DeepEnd’s beautiful application form has been designed by Tayburn as a website, newspaper and downloadable PDF from www.tayburn.co.uk/deepend.
However, the tests laid out on the form are far from simple. While the application form promises that ‘we’re only after your ideas, so scribble, sketch and write in any available space’, the tasks are cheeky, strange and very, very tricky.
Applicants must, for instance, mark on a figure’s outline where they have ‘tattoos, piercings, scars, mutilations and missing bits’ to prove how ‘badass’ they deem themselves. They must also draw themselves without showing their face.
And that’s the easy bit. Applicants must then answer what Tayburn terms its ‘hardest’ briefs – and they’re not fibbing.
These include telling Margaret Thatcher’s whole life story on one stamp, repositioning a theme park to appeal to the over 60s, and creating just one Tweet to put a positive spin on a forty million gallon oil slick.

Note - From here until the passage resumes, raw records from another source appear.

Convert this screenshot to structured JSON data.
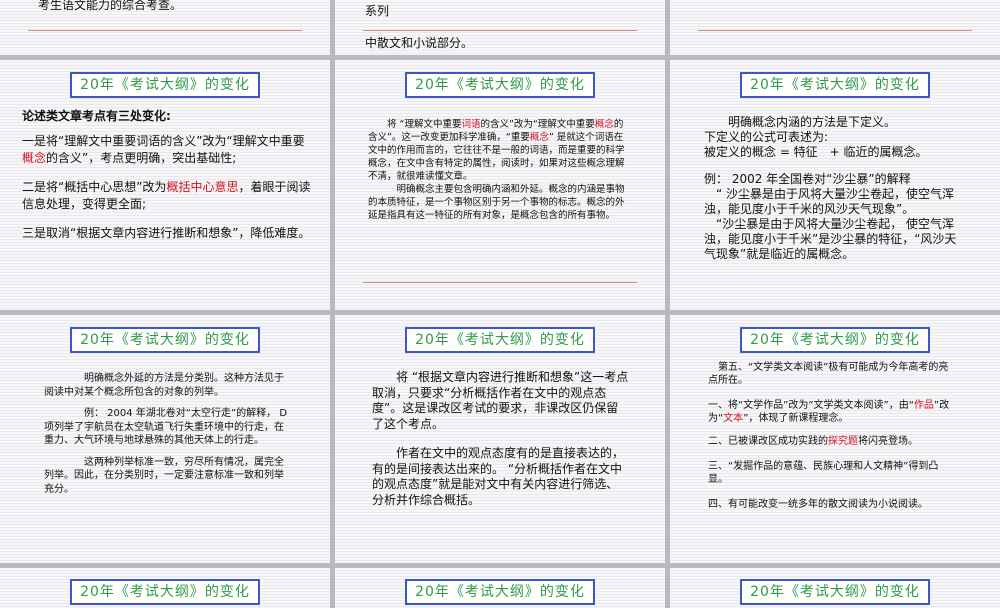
{
  "title": "20年《考试大纲》的变化",
  "s00": {
    "line": "考生语文能力的综合考查。"
  },
  "s01": {
    "line1": "系列",
    "line2": "中散文和小说部分。"
  },
  "s10": {
    "intro": "论述类文章考点有三处变化:",
    "p1a": "一是将“理解文中重要词语的含义”改为“理解文中重要",
    "p1red": "概念",
    "p1b": "的含义”，考点更明确，突出基础性;",
    "p2a": "二是将“概括中心思想”改为",
    "p2red": "概括中心意思",
    "p2b": "，着眼于阅读信息处理，变得更全面;",
    "p3": "三是取消“根据文章内容进行推断和想象”，降低难度。"
  },
  "s11": {
    "a1": "将 “理解文中重要",
    "a1red": "词语",
    "a1b": "的含义”改为“理解文中重要",
    "a1red2": "概念",
    "a1c": "的含义”。这一改变更加科学准确，“重要",
    "a1red3": "概念",
    "a1d": "” 是就这个词语在文中的作用而言的，它往往不是一般的词语，而是重要的科学概念，在文中含有特定的属性，阅读时，如果对这些概念理解不清，就很难读懂文章。",
    "a2": "明确概念主要包含明确内涵和外延。概念的内涵是事物的本质特征，是一个事物区别于另一个事物的标志。概念的外延是指具有这一特征的所有对象，是概念包含的所有事物。"
  },
  "s12": {
    "l1": "明确概念内涵的方法是下定义。",
    "l2": "下定义的公式可表述为:",
    "l3": "被定义的概念 = 特征　+ 临近的属概念。",
    "ex": "例： 2002 年全国卷对“沙尘暴”的解释",
    "q1": "“ 沙尘暴是由于风将大量沙尘卷起，使空气浑浊，能见度小于千米的风沙天气现象”。",
    "q2": "“沙尘暴是由于风将大量沙尘卷起， 使空气浑浊，能见度小于千米”是沙尘暴的特征，“风沙天气现象”就是临近的属概念。"
  },
  "s20": {
    "p1": "明确概念外延的方法是分类别。这种方法见于阅读中对某个概念所包含的对象的列举。",
    "p2": "例： 2004 年湖北卷对“太空行走”的解释， D 项列举了宇航员在太空轨道飞行失重环境中的行走，在重力、大气环境与地球悬殊的其他天体上的行走。",
    "p3": "这两种列举标准一致，穷尽所有情况，属完全列举。因此，在分类别时，一定要注意标准一致和列举充分。"
  },
  "s21": {
    "p1": "将 “根据文章内容进行推断和想象”这一考点取消，只要求“分析概括作者在文中的观点态度”。这是课改区考试的要求，非课改区仍保留了这个考点。",
    "p2": "作者在文中的观点态度有的是直接表达的，有的是间接表达出来的。 “分析概括作者在文中的观点态度”就是能对文中有关内容进行筛选、分析并作综合概括。"
  },
  "s22": {
    "intro": "第五、“文学类文本阅读”极有可能成为今年高考的亮点所在。",
    "i1a": "一、将“文学作品”改为“文学类文本阅读”，由“",
    "i1red": "作品",
    "i1b": "”改为“",
    "i1red2": "文本",
    "i1c": "”，体现了新课程理念。",
    "i2a": "二、已被课改区成功实践的",
    "i2red": "探究题",
    "i2b": "将闪亮登场。",
    "i3": "三、“发掘作品的意蕴、民族心理和人文精神”得到凸显。",
    "i4": "四、有可能改变一统多年的散文阅读为小说阅读。"
  }
}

The idea behind the tasks is to find candidates with abilities in branding – something Tayburn says is the most common gap in applicants’ strengths.
‘Most creative courses occupy a grey area somewhere in-between academia and vocational training’, says the consultancy.
‘The main issue with this is that the science of human behaviour – how people think, how they interact with brands and why they respond to them – is neatly avoided. And when you look through student portfolios, it shows.’
Those selected through the Deep End programme will be given a two-month paid employment solving real-life branding problems, working on real projects alongside planners, project managers and directors.
Edinburgh Napier business studies student Beybun Kilic is currently at Tayburn, coming to the end of a year-long placement focusing on digital marketing and content creation. Her application process was along a more traditional CV, presentation, interview route, though she’s had a go at the Deep End challenges and reckons that ‘if you can do it, you’re right for the job’.
‘It was really fun’, she says. ‘It tests your ability to create something from scratch, and the challenges are like those expected of you in the business world.
‘Typical numerical and verbal reasoning tests don’t really test your ability – [Deep End] does what it says on the tin’.
Kilic has been busy working on a complete brand overhaul of Black Wolf Brewery (formerly TSA – Traditional Scottish Ales), helping with client liaising, developing tone of voice through to generating the content.
Claire MacDonald – also an Edinburgh Napier business studies student – started her placement this week, which she won through the testing phase of the Deep End scheme. Her tasks included creating a blog post promoting Crimea as a good holiday destination and creating a Facebook page to promote Kanye West’s baking company.
She says, ‘It’s more inviting [than the usual CV application process]. They want to push for people that are different, a bit more creative and think outside the box’.